Yesterday afternoon Whitney was tested for kindergarten placement. We had discussed with Whit's teachers what they felt will be best for her this coming fall. But she's got to score appropriately on the tests to qualify. So her teachers, and a child psychologist met with Whit for the assessment.
Many of the tests were listening comprehension oriented. Whit scored well on simple exam questions like, "Where is the bear?" She's been playing these kinds of games for years.
But she struggled with more complex instructions. Especially ones that required imagination. Such as, "The bear is hungry. Can you feed the bear? Bear is thirsty. Can you give bear a drink."
The expected response was picking up a spoon or cup and using it to feed the bear or give him a drink. Whitney didn't understand.
The child psychologist said Whit had good pre-reading skills such as being able to pick out her face in a class picture or being able to pick out certain letters and numbers. However, she doesn't understand when someone asks her to pick all the green objects out in a picture.
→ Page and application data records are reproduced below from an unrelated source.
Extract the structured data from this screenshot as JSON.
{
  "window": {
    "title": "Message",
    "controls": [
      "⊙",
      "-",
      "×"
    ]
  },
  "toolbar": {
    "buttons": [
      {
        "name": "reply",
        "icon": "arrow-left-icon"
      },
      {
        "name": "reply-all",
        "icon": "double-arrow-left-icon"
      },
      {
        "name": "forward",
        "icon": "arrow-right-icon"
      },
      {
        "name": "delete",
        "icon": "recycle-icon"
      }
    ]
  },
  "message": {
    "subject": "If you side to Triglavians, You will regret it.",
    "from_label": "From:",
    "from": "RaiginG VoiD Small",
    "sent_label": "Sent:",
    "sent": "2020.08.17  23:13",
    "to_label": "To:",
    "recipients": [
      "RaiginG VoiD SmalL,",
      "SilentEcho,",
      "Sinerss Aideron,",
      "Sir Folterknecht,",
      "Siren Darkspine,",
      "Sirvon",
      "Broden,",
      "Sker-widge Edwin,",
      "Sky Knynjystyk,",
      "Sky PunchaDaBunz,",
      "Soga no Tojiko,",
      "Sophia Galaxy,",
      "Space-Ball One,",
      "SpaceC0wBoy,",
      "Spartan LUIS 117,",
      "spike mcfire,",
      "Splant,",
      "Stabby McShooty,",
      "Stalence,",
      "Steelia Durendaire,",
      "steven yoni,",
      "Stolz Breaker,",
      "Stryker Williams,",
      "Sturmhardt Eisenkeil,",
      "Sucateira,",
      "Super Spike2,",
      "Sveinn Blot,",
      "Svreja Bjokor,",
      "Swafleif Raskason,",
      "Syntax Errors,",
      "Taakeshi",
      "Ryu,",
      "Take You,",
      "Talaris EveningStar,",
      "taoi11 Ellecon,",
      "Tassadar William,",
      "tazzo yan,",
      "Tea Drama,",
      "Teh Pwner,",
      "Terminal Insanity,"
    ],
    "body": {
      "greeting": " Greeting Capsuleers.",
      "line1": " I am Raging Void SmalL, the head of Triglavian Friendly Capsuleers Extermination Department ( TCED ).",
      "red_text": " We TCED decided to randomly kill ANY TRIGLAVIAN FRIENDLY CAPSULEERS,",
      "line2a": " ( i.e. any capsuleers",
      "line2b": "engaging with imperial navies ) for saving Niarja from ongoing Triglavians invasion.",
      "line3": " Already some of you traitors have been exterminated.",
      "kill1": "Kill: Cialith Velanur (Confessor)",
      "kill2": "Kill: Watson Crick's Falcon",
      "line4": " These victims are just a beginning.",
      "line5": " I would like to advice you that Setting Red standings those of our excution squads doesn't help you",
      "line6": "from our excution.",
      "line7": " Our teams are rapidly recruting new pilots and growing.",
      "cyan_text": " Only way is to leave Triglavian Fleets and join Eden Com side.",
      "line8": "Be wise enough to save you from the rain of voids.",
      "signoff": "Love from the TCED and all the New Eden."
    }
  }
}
That seems to be a different skill entirely.
Next it was pattern matching. Where Whit had to put a card in place to complete a sequence. For example, two cards with circles on them were placed next to each other. Then one card with a square on it was placed below the cards with circles. Whit didn't understand that she needed to place another card next to the square card to complete the pattern of two circles and two squares. No biggie though. I'm guessing that's a pretty advanced topic for most kiddos in special needs preschool.
Overall, I'm mainly happy to find out more things we can work on to help Whit prepare to do well in kindergarten. The folks from the school district will be looking over the test results and coming up with a placement recommendation. They'll present us with their findings later this month.
I certainly hope that Whit placed high enough to qualify for a place in a diagnostic kindergarten class taught in a school with typical kids. I really want her to be around a variety of children with a wide variety of abilities. I'm having difficulty with the idea of sending her off to a special needs school with no typical kids around to see and model. But in the end, I just want what's best for Whitney and I'll be glad to send her wherever she will receive the best education.